Yucca, bok choy, aji peppers and other locally grown produce can be delivered straight to doorsteps of Gainesville residents through a new online delivery service run by a University of Florida student.

When Vivek Kumar began incorporating organic food into his diet, he discovered the pain of traveling to the farmers market just to get quality fruits and vegetables.

The UF finance senior said it was hard to make the weekly voyage, but he was unsatisfied with pesticide-treated produce and was unwilling to settle, so he came up with a solution.

Now, the 20-year-old entrepreneur visits the Union Street Farmers Market every Wednesday to gather produce from farmers to deliver it to residents the same day.

Kumar’s vision to change the accessibility of local produce came to life two months ago when he first launched the Farm Fresh Florida’s website.

“I found that it was kind of tough to eat organic unless you have the time commitment to go to the farmers market each week,” Kumar said. “It's a hassle sometimes, so I thought that if it was easier, a lot more people would do it.”

Kumar said purchasing local produce maintains its freshness and reduces the pollution that transportation of shipping produce can cause. He said it also helps support nearby farms, which contribute to the local economy.

Customers can customize their online orders by first selecting a small, medium or family-sized basket and then choosing which produce they prefer. Prices range from $24 to $42.

The list of fruits and vegetables is updated weekly according to what the farmers are harvesting.

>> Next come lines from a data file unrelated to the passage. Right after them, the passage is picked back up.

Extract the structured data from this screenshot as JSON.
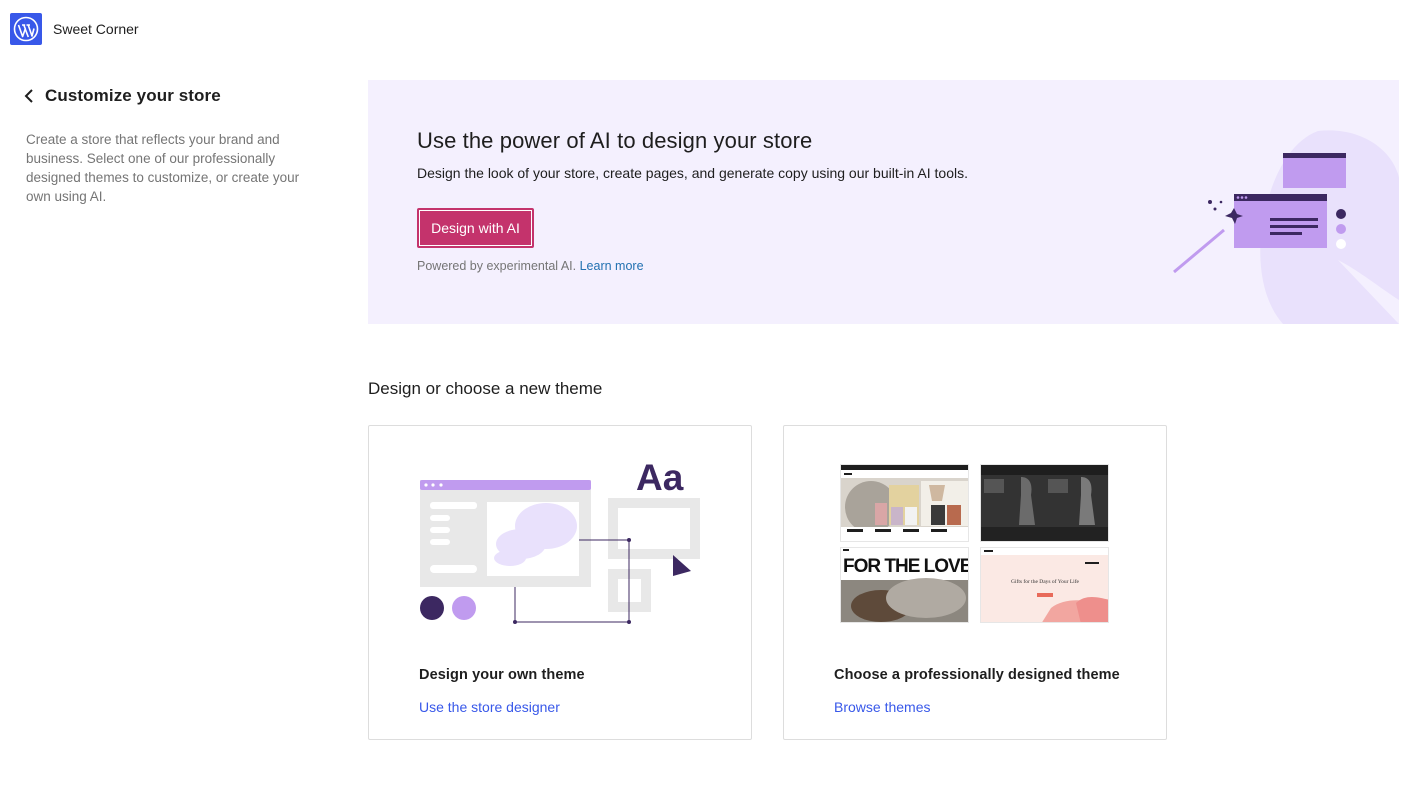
{
  "header": {
    "site_name": "Sweet Corner",
    "logo_icon": "wordpress-logo-icon",
    "logo_color": "#3858e9"
  },
  "sidebar": {
    "back_icon": "chevron-left-icon",
    "title": "Customize your store",
    "description": "Create a store that reflects your brand and business. Select one of our professionally designed themes to customize, or create your own using AI."
  },
  "ai_banner": {
    "title": "Use the power of AI to design your store",
    "description": "Design the look of your store, create pages, and generate copy using our built-in AI tools.",
    "button_label": "Design with AI",
    "powered_text": "Powered by experimental AI.",
    "learn_more": "Learn more",
    "background": "#f4f0fe",
    "button_color": "#c4336c"
  },
  "section": {
    "title": "Design or choose a new theme"
  },
  "cards": {
    "own": {
      "title": "Design your own theme",
      "link": "Use the store designer",
      "illus_text": "Aa"
    },
    "pro": {
      "title": "Choose a professionally designed theme",
      "link": "Browse themes",
      "thumb_headline": "FOR THE LOVE OF B",
      "thumb_tagline": "Gifts for the Days of Your Life"
    }
  },
  "colors": {
    "accent": "#3858e9",
    "purple": "#c09bef",
    "dark_purple": "#3c2861"
  }
}
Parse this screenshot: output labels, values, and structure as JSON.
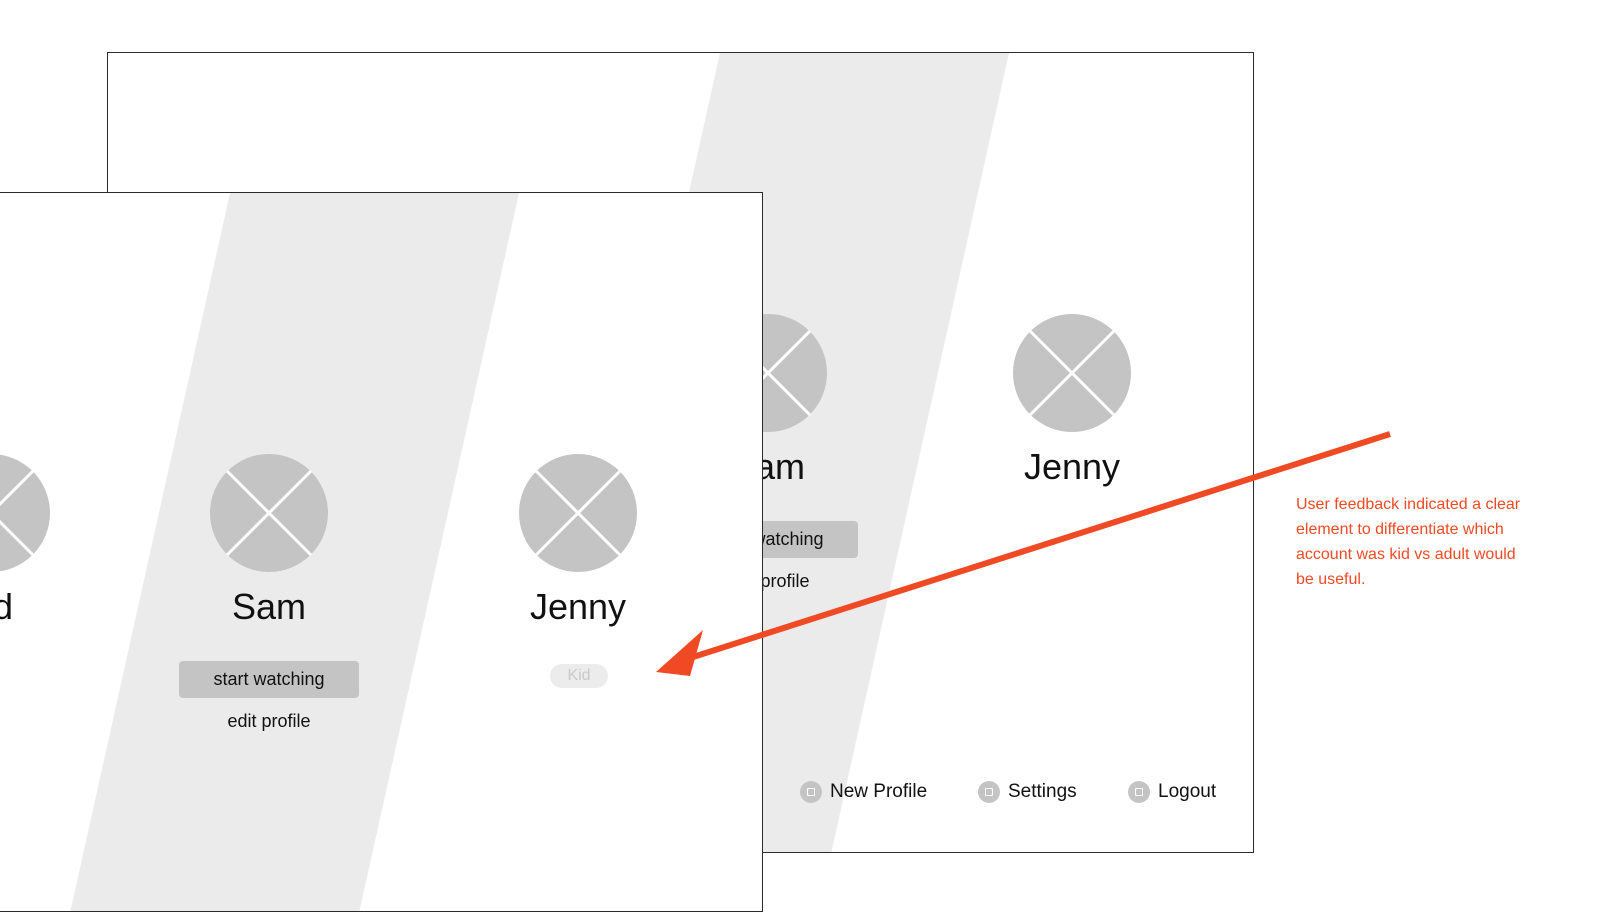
{
  "back_screen": {
    "profiles": [
      {
        "name": "Sam",
        "primary_action": "start watching",
        "secondary_action": "edit profile"
      },
      {
        "name": "Jenny"
      }
    ],
    "bottom_bar": [
      {
        "label": "New Profile",
        "icon": "add-profile-icon"
      },
      {
        "label": "Settings",
        "icon": "settings-icon"
      },
      {
        "label": "Logout",
        "icon": "logout-icon"
      }
    ]
  },
  "front_screen": {
    "profiles": [
      {
        "name": "Ed"
      },
      {
        "name": "Sam",
        "primary_action": "start watching",
        "secondary_action": "edit profile"
      },
      {
        "name": "Jenny",
        "badge": "Kid"
      }
    ]
  },
  "annotation": {
    "text": "User feedback indicated a clear element to differentiate which account was kid vs adult would be useful.",
    "color": "#f04a24"
  },
  "colors": {
    "stripe": "#ebebeb",
    "avatar": "#c4c4c4",
    "button": "#c4c4c4",
    "arrow": "#f04a24"
  }
}
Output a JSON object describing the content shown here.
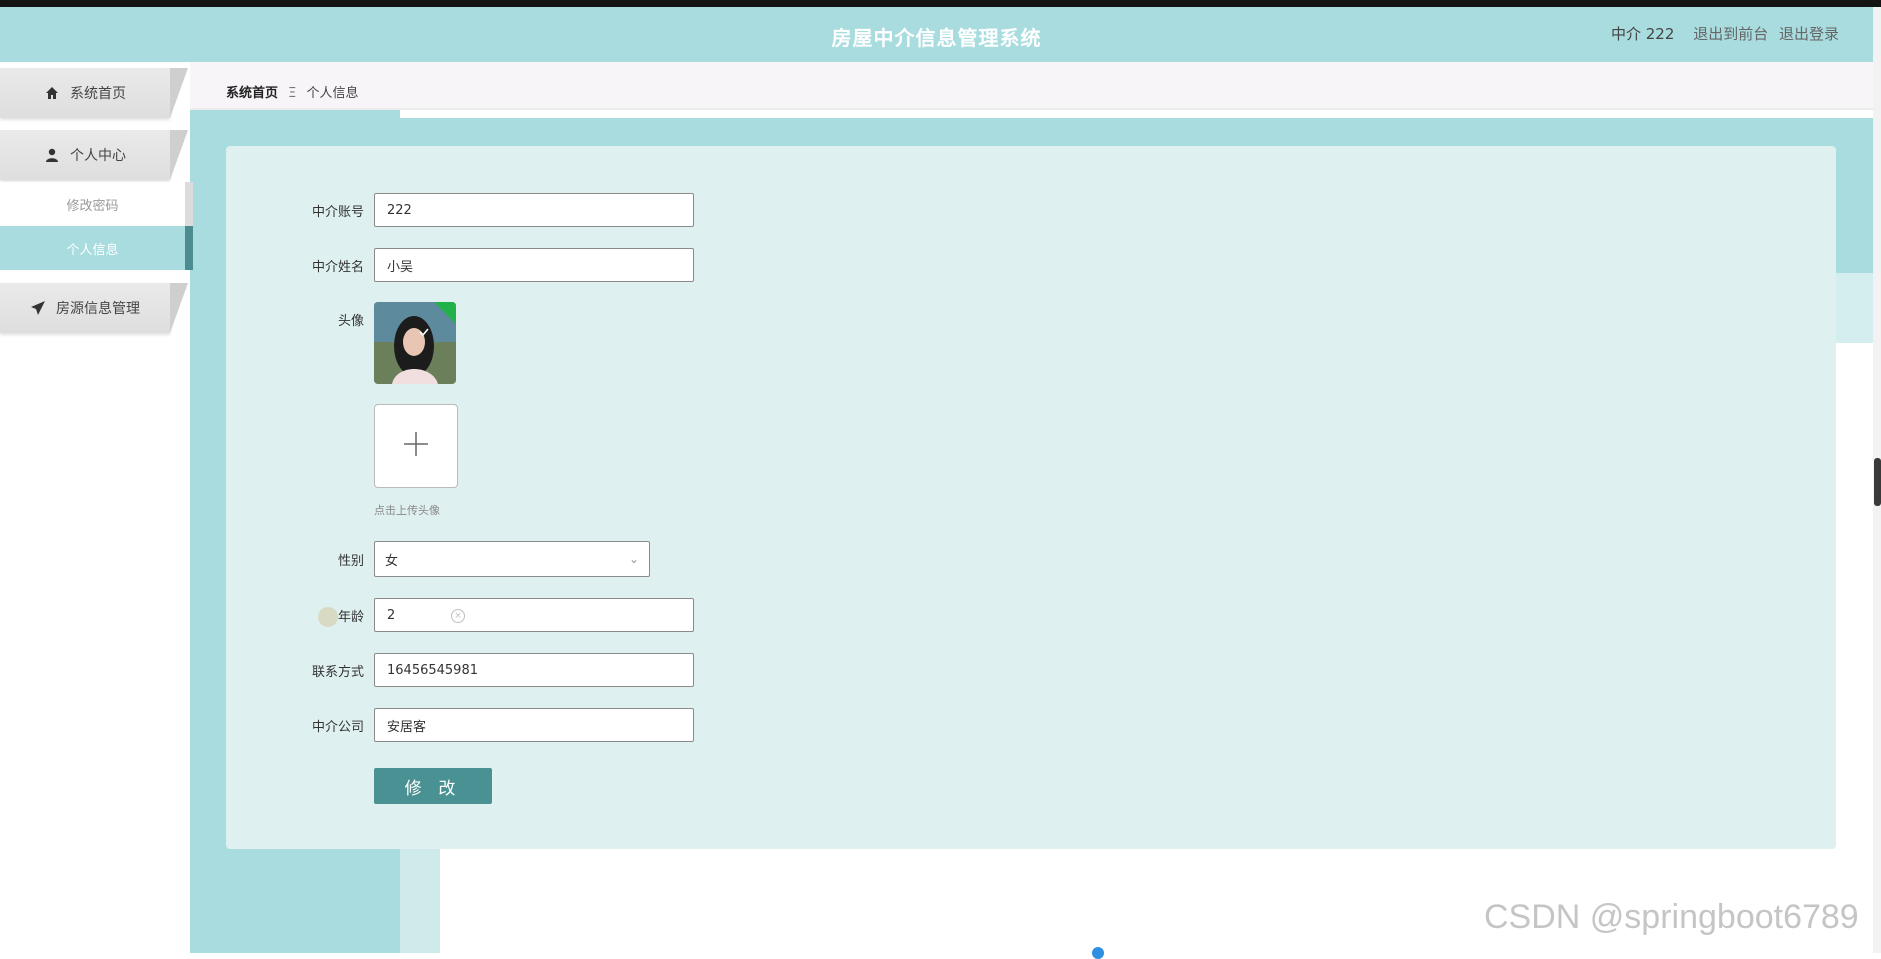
{
  "header": {
    "title": "房屋中介信息管理系统",
    "user_label": "中介 222",
    "links": [
      "退出到前台",
      "退出登录"
    ]
  },
  "sidebar": {
    "items": [
      {
        "label": "系统首页",
        "icon": "home-icon"
      },
      {
        "label": "个人中心",
        "icon": "user-icon"
      },
      {
        "label": "房源信息管理",
        "icon": "paper-plane-icon"
      }
    ],
    "sub_items": [
      {
        "label": "修改密码",
        "active": false
      },
      {
        "label": "个人信息",
        "active": true
      }
    ]
  },
  "breadcrumb": {
    "home": "系统首页",
    "separator": "Ξ",
    "current": "个人信息"
  },
  "form": {
    "account": {
      "label": "中介账号",
      "value": "222"
    },
    "name": {
      "label": "中介姓名",
      "value": "小吴"
    },
    "avatar": {
      "label": "头像",
      "hint": "点击上传头像"
    },
    "gender": {
      "label": "性别",
      "value": "女"
    },
    "age": {
      "label": "年龄",
      "value": "2"
    },
    "phone": {
      "label": "联系方式",
      "value": "16456545981"
    },
    "company": {
      "label": "中介公司",
      "value": "安居客"
    },
    "submit_label": "修 改"
  },
  "watermark": "CSDN @springboot6789",
  "colors": {
    "header_bg": "#a8dcde",
    "panel_bg": "#dff0f1",
    "button_bg": "#4a9194",
    "active_accent": "#4c8c91"
  }
}
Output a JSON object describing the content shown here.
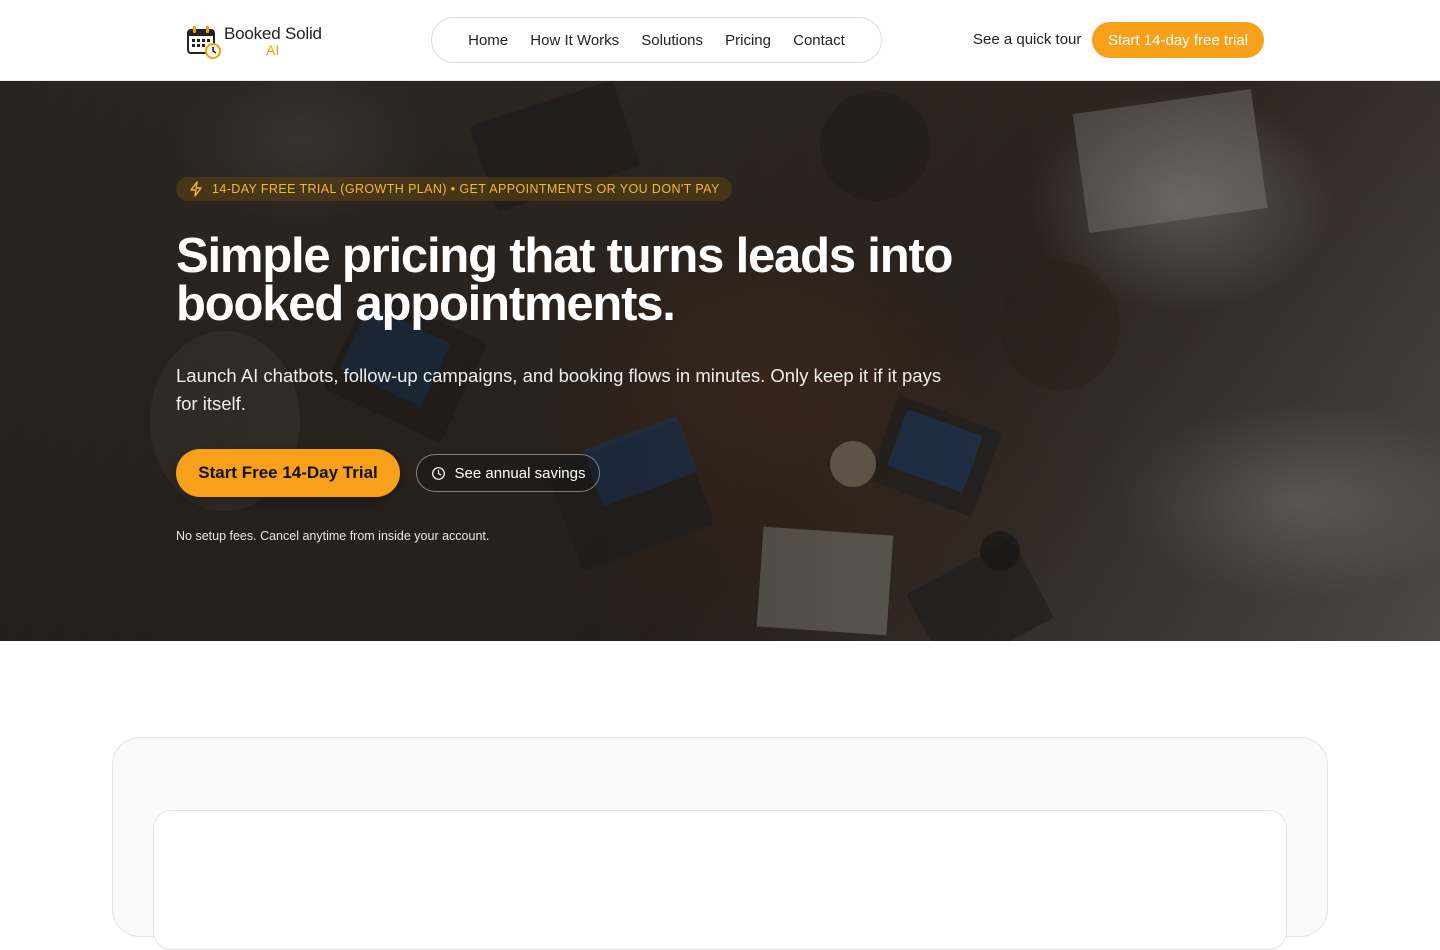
{
  "brand": {
    "name_line1": "Booked Solid",
    "name_line2": "AI",
    "accent_color": "#f9a01b"
  },
  "nav": {
    "items": [
      "Home",
      "How It Works",
      "Solutions",
      "Pricing",
      "Contact"
    ]
  },
  "header": {
    "tour_link": "See a quick tour",
    "trial_button": "Start 14-day free trial"
  },
  "hero": {
    "badge_icon": "lightning-icon",
    "badge": "14-DAY FREE TRIAL (GROWTH PLAN) • GET APPOINTMENTS OR YOU DON'T PAY",
    "title": "Simple pricing that turns leads into booked appointments.",
    "subtitle": "Launch AI chatbots, follow-up campaigns, and booking flows in minutes. Only keep it if it pays for itself.",
    "cta_primary": "Start Free 14-Day Trial",
    "cta_secondary_icon": "clock-icon",
    "cta_secondary": "See annual savings",
    "note": "No setup fees. Cancel anytime from inside your account."
  }
}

“Our plates are full, so I think it is a great opportunity for us to move our produce and to expand where the produce can reach,” said Cody Galligan, co-owner of Siembra Farm. “It's tapping into whole new places.”

Galligan said he sells most of his produce through farmers markets, restaurants and the Community Supported Agriculture (CSA) program and sells the rest through Kumar.

Through CSA, subscribers pay at the start of the harvesting season and pick up their package at a local farmers market, whereas Farm Fresh Florida offers doorstep delivery on a noncommittal basis.

Galligan said he has mixed feelings about shopping for produce online. He prefers people be more involved, but said he still sees it as a good business opportunity for his farm.

Christine Fruin has been using Kumar’s service since its first week after reading about it on a popular food blog, Ken Eats Gainesville.

“I think it fits a need that a lot of people have,” Fruin said. “Even though CSAs are really wonderful, it was not a good fit for my particular family, and I think a lot of other people have the same hesitations for participating in them.”

She said she and her husband hesitated to join the local CSA because she was wary of the quantity of goods that come with subscribing to a farm’s harvest. Her family of three wouldn’t be able to consume a large box in one week, she said.

She also wanted to be able to choose what produce she would be receiving instead of depending on whatever was in season for a single farm.

“The ability to tailor it to your family's size, need and tastes makes it a better choice than any of the other CSA options out there,” Fruin said.

She appreciates that it supports the local economy and makes it more convenient to get organic food, costing only a “few dollars” extra in comparison to unhealthy food options at grocery stores, she said.

Fruin said her family “freakin’ loves” the white sweet potatoes they discovered through the service and plans to continue making orders through Kumar.

“He is so personable, so committed to this," she said. "I always wish success for people who are that personable and have such a great and new idea, and it's something that's healthy for people.”

Kelsey is a reporter who can be contacted by calling 352-392-6397 or emailing news@wuft.org.